Records for this exercise:
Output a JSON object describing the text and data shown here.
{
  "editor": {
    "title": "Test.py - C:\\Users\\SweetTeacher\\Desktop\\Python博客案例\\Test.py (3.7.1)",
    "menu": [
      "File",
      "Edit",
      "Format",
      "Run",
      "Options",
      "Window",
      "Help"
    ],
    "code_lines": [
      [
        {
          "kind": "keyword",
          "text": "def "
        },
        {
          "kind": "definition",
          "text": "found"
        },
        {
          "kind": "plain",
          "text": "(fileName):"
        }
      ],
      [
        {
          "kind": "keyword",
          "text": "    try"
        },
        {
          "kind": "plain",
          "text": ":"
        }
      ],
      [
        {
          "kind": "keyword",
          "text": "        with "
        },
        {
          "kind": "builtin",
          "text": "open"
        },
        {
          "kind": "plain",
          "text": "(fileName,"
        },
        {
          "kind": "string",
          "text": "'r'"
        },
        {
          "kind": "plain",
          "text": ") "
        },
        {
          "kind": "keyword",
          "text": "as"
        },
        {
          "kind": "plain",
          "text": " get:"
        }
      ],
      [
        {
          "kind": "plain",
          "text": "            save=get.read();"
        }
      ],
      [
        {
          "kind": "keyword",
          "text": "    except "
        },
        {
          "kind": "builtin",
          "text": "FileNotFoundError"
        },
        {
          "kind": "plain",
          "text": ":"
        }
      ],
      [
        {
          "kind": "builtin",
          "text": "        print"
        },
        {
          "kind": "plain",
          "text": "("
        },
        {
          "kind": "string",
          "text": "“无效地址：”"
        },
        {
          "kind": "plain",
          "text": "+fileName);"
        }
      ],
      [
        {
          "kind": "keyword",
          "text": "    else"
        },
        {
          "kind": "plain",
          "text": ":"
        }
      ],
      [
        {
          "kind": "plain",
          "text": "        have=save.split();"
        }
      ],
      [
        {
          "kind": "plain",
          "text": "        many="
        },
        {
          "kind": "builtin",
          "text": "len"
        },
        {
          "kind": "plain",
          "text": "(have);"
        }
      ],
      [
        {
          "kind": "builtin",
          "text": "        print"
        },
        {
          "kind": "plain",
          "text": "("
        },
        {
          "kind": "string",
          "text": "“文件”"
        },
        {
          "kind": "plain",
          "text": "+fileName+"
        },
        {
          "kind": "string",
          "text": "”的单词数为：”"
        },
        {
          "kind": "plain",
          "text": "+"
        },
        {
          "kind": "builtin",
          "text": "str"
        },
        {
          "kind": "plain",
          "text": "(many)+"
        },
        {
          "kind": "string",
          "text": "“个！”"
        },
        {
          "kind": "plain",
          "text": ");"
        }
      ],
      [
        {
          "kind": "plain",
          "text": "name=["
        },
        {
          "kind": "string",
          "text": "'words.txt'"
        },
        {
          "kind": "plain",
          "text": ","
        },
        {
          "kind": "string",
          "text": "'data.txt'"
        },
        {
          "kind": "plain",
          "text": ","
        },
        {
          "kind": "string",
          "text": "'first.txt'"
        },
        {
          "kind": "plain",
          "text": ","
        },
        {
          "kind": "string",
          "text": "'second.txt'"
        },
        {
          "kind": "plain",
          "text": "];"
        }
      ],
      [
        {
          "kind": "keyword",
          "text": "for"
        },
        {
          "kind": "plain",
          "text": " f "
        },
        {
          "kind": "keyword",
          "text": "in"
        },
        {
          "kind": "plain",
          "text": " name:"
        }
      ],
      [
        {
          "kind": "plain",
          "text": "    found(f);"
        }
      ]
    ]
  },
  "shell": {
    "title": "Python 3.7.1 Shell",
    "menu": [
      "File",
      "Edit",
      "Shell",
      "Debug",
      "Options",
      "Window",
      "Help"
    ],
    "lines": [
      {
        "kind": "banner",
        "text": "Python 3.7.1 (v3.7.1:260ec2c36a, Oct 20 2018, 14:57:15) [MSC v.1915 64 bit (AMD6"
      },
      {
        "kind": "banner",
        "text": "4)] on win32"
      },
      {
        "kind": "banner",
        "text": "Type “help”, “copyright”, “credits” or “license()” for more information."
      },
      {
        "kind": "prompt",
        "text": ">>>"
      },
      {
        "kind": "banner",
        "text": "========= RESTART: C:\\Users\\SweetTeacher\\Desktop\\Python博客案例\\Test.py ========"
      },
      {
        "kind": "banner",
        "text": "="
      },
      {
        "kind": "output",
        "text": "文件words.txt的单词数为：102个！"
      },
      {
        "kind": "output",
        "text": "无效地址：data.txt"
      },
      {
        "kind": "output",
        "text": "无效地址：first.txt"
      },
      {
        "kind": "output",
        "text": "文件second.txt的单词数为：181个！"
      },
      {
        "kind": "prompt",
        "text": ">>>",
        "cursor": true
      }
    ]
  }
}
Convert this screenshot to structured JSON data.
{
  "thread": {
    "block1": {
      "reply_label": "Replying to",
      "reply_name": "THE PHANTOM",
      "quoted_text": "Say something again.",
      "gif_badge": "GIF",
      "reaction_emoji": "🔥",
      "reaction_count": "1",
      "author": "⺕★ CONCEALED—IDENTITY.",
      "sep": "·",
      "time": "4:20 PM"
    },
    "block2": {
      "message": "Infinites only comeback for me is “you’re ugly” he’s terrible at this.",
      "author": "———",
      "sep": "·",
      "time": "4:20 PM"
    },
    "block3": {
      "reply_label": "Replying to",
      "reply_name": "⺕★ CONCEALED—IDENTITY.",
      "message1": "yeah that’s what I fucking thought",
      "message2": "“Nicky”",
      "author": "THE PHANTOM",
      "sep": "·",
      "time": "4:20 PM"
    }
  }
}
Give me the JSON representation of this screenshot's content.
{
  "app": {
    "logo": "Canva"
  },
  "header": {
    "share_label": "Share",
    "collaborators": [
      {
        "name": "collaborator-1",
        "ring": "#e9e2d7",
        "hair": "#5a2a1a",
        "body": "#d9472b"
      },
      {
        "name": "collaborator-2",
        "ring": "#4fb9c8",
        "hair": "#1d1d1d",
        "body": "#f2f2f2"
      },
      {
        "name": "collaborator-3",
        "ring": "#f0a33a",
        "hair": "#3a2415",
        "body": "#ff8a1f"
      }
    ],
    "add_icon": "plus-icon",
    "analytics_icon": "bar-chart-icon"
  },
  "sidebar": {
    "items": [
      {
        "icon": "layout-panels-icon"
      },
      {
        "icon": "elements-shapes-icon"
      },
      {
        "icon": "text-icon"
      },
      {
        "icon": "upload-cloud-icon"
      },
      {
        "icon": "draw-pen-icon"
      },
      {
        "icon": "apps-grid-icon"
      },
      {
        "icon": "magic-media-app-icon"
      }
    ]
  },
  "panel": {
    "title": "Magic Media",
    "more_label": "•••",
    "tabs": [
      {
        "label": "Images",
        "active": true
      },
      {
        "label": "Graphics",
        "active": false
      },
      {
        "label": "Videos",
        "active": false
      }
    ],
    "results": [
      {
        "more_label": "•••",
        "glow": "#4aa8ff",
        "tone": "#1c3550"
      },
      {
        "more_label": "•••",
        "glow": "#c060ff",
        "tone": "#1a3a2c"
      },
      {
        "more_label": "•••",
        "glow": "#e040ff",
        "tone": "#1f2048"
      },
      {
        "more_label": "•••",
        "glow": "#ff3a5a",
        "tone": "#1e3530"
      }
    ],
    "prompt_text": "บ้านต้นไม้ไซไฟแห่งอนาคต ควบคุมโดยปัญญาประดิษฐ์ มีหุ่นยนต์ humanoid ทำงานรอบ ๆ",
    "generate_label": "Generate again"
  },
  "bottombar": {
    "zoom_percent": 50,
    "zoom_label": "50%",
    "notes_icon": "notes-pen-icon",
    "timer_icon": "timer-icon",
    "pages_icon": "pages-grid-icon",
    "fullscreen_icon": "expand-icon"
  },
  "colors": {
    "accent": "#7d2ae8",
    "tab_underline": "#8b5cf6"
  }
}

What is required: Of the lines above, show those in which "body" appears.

Answer below:
        "body": "#d9472b"
        "body": "#f2f2f2"
        "body": "#ff8a1f"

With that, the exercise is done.